## What is required
If a line in the entries below holds the string "type", copy it.

## Data for the task
* * *

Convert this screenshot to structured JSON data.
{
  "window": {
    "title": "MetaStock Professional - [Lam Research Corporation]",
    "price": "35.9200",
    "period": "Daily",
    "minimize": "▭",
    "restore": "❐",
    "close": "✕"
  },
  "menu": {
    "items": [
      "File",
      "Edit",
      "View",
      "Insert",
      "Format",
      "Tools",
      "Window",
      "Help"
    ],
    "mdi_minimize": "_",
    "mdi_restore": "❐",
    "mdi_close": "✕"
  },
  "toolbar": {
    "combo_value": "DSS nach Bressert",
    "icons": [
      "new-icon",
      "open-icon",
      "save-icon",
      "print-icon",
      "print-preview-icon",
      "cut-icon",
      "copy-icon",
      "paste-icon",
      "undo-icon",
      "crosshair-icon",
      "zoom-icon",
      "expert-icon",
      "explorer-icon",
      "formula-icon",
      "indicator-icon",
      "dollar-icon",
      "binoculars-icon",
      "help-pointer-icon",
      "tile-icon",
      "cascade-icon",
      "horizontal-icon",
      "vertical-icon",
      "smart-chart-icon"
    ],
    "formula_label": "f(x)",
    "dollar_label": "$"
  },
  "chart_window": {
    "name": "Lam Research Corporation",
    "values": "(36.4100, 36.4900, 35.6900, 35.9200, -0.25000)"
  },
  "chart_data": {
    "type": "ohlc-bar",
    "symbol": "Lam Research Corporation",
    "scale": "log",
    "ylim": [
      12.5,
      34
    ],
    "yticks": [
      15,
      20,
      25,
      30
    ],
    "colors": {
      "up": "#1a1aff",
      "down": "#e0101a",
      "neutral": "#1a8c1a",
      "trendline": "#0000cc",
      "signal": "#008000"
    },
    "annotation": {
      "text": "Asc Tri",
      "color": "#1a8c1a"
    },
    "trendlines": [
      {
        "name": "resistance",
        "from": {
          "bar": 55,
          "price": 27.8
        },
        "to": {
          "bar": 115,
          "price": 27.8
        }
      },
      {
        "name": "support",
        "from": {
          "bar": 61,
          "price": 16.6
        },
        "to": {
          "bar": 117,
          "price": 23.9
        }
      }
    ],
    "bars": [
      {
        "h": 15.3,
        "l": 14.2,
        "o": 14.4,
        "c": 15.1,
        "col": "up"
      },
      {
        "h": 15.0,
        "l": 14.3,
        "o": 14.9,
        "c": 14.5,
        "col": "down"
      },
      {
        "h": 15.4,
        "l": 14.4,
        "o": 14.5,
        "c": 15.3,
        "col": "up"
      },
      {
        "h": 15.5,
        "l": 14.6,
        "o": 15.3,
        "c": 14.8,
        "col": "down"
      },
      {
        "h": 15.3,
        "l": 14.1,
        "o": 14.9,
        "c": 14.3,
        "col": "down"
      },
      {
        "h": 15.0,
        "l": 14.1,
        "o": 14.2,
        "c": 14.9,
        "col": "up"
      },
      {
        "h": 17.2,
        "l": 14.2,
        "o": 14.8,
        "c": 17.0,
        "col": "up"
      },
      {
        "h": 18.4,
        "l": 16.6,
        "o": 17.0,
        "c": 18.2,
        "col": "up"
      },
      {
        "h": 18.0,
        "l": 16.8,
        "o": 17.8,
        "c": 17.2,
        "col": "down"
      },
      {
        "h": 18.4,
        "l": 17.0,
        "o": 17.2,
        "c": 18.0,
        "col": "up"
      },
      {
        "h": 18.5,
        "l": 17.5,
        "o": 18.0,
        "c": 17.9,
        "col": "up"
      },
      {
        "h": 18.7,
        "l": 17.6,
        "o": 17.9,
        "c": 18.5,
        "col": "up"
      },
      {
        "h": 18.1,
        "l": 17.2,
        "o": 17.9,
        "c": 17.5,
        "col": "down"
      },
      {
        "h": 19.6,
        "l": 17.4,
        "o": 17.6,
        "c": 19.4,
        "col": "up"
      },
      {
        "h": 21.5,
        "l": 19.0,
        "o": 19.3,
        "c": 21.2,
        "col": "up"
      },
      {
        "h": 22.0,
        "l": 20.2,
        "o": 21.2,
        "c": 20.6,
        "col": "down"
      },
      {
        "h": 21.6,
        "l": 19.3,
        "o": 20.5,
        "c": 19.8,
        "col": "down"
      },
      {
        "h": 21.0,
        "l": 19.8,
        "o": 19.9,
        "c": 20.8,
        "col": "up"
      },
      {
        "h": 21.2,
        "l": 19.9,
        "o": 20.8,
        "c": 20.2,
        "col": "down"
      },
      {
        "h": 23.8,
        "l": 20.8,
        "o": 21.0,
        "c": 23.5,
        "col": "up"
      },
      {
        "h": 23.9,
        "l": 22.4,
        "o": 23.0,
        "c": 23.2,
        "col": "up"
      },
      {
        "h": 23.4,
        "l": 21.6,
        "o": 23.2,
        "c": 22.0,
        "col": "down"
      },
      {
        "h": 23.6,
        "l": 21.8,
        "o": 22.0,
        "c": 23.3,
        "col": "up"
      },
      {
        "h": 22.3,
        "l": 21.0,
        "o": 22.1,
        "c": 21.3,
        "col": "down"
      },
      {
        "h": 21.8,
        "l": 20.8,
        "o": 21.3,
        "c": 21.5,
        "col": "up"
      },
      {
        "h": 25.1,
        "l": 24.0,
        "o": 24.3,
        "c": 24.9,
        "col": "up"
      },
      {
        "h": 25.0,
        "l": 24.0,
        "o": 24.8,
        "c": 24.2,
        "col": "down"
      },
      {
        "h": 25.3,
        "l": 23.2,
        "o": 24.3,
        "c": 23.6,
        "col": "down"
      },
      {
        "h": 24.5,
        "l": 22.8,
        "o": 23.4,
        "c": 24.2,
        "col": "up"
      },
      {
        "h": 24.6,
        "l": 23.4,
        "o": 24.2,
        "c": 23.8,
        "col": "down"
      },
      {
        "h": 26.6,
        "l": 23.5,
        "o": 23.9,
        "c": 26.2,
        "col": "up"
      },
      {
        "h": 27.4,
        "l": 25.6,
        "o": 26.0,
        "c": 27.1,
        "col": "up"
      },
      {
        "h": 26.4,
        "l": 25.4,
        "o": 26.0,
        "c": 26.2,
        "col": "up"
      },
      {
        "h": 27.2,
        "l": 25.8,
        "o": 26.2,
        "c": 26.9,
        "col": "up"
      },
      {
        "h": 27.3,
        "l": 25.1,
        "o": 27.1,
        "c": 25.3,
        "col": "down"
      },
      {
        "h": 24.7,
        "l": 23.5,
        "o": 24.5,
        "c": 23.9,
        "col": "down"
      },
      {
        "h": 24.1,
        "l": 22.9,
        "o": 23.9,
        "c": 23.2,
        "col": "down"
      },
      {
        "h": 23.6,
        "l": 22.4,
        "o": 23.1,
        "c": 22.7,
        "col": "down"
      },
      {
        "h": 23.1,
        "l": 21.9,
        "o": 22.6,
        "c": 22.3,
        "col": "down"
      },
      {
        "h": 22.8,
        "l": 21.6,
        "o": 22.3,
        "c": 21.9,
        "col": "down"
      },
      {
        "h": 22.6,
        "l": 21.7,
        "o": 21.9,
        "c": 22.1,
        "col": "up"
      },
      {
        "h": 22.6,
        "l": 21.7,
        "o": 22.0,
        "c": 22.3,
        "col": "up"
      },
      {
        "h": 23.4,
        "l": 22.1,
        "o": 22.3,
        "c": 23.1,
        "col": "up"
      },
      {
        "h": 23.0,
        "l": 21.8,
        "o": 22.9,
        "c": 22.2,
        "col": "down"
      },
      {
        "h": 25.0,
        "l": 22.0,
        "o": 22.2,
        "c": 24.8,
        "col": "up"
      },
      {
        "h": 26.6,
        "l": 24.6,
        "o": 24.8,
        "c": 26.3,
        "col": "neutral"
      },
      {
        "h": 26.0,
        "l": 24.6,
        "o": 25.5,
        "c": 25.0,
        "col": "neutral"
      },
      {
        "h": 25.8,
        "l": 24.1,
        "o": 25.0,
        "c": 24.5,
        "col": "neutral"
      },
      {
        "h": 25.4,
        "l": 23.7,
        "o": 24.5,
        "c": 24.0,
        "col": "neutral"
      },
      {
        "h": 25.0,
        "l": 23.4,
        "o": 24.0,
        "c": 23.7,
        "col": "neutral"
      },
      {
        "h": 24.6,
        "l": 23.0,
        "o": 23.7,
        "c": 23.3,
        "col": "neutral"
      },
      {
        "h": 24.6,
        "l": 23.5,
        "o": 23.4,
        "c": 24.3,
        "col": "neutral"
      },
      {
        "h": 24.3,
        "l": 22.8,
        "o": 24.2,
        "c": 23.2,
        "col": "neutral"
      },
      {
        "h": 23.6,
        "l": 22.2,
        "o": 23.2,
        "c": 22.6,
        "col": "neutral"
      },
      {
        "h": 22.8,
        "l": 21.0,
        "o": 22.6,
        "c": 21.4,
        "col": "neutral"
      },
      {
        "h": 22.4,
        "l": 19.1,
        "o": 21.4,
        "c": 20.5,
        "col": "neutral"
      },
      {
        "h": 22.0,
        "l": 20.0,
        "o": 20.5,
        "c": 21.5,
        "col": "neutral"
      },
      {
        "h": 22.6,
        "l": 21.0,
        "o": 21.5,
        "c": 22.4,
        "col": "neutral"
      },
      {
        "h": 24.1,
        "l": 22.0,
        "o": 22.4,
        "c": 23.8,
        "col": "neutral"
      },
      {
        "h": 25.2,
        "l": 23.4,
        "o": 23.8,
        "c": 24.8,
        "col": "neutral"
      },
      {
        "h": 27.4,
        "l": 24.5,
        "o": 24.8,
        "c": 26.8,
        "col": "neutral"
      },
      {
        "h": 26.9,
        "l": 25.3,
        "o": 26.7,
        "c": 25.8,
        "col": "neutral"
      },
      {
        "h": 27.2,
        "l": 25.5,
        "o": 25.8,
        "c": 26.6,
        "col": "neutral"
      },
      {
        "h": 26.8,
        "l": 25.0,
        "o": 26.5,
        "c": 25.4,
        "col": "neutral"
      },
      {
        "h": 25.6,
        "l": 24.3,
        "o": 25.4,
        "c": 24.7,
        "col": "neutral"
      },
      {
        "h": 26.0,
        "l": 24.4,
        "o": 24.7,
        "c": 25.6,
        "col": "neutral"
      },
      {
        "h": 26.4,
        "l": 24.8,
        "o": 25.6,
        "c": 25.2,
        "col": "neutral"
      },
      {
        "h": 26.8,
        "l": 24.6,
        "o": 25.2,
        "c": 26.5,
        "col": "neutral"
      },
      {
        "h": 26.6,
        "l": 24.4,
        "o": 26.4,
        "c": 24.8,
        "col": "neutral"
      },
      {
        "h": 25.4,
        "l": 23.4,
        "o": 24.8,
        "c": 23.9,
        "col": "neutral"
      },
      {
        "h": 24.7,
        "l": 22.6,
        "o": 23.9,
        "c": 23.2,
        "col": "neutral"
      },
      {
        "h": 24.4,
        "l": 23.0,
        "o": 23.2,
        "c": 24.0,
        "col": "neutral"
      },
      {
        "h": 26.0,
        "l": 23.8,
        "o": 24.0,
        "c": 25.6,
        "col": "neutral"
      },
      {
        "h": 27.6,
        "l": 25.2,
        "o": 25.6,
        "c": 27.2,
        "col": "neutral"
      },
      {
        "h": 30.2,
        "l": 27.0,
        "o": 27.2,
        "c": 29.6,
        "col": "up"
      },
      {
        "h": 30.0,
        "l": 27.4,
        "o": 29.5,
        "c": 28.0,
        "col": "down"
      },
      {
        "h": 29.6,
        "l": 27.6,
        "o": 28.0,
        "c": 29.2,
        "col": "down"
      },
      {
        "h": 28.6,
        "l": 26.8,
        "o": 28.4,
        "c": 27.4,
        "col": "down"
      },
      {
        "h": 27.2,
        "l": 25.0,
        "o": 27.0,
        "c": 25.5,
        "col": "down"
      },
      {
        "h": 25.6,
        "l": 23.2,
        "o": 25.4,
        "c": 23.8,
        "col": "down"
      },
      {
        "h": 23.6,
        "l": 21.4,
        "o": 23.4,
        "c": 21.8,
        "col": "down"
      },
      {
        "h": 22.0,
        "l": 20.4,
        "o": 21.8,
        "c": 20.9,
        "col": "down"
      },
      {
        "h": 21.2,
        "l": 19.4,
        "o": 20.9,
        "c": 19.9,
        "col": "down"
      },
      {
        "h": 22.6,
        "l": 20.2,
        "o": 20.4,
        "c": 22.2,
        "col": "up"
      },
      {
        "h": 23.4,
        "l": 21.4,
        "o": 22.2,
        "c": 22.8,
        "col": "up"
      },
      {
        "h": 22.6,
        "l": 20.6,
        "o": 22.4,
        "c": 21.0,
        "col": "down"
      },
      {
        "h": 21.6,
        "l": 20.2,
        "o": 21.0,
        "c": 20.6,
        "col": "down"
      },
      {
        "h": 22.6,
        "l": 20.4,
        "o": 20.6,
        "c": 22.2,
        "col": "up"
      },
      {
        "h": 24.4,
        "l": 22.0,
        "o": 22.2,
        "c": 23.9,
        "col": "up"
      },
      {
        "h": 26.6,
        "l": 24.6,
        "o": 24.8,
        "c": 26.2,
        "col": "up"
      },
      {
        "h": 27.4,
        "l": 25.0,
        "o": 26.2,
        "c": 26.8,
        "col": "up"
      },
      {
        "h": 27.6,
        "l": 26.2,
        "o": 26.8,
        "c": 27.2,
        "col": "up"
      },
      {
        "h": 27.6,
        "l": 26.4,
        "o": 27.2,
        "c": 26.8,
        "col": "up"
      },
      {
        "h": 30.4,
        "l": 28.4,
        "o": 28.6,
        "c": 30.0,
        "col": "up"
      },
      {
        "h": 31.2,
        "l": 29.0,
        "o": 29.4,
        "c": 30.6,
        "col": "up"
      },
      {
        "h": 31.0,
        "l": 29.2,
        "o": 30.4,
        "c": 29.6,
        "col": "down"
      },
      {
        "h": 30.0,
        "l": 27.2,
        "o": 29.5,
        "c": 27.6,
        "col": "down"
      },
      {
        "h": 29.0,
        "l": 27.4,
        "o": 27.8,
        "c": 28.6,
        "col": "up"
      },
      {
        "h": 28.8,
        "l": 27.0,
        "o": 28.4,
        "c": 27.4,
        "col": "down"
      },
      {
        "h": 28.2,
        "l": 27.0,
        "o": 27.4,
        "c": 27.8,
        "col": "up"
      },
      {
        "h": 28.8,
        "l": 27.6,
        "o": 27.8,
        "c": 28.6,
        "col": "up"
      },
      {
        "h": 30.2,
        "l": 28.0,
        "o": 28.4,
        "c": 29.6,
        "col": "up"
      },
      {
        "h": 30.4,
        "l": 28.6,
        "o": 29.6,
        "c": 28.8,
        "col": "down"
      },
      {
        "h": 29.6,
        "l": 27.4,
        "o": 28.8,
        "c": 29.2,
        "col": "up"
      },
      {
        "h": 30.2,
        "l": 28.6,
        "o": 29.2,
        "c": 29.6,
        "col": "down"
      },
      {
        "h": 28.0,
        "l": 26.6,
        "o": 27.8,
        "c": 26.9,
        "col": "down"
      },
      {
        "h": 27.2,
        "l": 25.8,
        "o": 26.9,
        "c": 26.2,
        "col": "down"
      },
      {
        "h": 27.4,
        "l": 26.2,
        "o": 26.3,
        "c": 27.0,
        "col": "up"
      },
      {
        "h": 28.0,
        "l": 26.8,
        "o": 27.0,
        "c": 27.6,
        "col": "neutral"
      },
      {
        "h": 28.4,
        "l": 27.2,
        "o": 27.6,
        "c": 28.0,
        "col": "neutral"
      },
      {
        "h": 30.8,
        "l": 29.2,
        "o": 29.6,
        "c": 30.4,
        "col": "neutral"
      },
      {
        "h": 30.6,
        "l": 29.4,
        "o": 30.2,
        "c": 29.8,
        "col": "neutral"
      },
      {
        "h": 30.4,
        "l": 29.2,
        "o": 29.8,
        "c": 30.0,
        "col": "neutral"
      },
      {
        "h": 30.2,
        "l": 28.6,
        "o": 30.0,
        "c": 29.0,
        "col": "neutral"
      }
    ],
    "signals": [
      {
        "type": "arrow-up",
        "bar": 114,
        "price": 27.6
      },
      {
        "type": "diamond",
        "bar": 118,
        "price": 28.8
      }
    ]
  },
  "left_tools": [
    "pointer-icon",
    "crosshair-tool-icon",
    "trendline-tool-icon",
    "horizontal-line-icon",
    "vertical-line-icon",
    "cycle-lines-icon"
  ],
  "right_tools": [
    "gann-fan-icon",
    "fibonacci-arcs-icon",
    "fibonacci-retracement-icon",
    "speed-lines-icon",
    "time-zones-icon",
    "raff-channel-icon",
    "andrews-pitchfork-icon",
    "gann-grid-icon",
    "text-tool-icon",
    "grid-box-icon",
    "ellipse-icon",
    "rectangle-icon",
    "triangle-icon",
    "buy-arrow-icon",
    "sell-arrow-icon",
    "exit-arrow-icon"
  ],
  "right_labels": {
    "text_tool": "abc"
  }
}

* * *

## Answer
    "type": "ohlc-bar",
        "type": "arrow-up",
        "type": "diamond",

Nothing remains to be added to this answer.